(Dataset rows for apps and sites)
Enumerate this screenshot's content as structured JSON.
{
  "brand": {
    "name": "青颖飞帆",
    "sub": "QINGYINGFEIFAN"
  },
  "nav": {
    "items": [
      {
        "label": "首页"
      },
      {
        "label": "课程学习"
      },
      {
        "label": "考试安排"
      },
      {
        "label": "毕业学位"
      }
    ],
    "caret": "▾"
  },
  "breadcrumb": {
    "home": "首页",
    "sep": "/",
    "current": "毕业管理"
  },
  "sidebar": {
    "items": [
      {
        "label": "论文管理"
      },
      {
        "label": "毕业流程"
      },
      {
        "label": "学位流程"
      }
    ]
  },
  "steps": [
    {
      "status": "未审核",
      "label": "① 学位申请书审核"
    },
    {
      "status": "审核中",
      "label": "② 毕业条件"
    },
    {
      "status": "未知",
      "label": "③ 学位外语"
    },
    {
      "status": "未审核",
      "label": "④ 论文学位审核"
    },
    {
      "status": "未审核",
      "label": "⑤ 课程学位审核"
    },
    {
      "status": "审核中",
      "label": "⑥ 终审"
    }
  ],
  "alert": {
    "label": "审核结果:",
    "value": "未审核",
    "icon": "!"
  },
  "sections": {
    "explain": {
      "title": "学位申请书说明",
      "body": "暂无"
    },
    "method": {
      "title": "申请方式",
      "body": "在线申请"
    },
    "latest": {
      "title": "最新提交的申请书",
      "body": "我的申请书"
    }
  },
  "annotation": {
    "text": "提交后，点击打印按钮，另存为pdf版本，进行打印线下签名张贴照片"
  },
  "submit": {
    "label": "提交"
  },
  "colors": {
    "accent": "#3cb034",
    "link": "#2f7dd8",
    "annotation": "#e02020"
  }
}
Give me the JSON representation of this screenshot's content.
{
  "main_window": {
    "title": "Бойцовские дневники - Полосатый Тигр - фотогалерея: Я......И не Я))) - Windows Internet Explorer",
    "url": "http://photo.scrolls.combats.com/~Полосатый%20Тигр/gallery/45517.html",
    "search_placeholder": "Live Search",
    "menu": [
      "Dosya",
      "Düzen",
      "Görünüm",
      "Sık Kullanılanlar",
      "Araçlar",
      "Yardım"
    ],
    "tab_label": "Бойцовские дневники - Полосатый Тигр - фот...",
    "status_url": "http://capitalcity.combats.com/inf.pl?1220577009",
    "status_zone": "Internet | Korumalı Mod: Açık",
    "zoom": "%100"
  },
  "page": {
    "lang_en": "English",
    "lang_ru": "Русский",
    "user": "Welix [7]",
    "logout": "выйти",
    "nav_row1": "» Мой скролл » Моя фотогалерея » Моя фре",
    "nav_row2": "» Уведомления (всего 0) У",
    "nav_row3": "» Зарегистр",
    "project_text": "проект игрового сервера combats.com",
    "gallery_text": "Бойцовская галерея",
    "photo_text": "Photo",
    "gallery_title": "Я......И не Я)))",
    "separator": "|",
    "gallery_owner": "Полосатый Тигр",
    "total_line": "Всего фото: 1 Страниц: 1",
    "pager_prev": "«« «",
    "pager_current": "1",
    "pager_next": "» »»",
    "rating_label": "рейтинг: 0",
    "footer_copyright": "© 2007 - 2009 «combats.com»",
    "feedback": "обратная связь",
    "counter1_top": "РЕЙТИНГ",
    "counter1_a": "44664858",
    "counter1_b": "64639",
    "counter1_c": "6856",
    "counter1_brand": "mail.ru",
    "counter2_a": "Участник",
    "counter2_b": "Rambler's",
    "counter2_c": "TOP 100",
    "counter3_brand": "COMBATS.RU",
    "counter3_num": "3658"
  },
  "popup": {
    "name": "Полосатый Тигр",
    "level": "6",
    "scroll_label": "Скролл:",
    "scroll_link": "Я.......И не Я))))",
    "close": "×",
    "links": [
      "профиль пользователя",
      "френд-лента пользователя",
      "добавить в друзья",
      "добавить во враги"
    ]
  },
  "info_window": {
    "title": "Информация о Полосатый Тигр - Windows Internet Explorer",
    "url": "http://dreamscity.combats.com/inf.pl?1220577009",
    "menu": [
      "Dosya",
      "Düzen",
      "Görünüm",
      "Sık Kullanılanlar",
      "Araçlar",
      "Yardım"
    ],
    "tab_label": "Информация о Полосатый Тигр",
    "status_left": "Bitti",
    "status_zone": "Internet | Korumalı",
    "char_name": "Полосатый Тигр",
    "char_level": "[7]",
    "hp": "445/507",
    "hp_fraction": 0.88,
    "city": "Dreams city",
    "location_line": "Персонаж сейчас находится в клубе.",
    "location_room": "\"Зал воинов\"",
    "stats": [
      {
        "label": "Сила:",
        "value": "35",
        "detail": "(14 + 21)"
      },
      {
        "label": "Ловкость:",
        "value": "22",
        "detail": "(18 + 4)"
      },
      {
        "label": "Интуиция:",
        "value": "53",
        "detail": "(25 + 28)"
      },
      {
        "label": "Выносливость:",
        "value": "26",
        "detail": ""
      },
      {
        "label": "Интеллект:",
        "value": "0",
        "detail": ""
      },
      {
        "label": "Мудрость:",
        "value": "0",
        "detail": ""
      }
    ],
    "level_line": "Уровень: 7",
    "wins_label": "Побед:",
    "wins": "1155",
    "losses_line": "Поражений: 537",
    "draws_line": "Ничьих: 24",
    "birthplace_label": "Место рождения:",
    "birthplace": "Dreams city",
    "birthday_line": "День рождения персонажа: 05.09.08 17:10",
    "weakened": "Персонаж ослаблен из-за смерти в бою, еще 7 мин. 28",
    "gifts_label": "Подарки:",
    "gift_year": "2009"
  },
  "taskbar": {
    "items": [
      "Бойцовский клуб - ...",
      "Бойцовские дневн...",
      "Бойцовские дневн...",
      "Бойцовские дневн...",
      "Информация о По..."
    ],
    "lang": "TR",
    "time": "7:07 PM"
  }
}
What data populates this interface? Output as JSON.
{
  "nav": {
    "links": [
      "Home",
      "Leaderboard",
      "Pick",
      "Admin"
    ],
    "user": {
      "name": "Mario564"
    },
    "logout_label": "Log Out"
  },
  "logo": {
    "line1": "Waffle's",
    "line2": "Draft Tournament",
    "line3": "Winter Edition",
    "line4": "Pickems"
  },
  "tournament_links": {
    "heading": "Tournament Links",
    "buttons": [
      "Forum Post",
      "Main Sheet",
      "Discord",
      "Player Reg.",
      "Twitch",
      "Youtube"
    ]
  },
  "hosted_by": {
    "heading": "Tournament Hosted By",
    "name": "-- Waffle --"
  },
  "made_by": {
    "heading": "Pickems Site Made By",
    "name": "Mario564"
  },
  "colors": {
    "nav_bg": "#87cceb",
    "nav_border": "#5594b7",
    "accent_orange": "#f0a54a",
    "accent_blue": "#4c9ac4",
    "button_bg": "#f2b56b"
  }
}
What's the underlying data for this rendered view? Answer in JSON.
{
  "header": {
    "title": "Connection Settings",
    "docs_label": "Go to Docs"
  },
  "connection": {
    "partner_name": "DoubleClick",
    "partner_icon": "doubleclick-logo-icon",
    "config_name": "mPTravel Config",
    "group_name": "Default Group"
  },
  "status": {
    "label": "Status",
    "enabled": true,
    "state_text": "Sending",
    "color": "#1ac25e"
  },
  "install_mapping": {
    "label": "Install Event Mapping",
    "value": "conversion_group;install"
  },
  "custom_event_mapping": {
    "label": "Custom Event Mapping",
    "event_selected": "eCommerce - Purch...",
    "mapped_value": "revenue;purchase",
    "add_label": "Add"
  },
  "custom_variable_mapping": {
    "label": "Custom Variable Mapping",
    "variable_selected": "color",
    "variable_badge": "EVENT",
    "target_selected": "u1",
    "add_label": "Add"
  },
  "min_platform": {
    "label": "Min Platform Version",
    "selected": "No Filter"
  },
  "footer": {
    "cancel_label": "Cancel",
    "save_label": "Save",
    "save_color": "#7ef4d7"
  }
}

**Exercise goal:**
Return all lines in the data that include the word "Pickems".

**Task response:**
    "line4": "Pickems"
    "heading": "Pickems Site Made By",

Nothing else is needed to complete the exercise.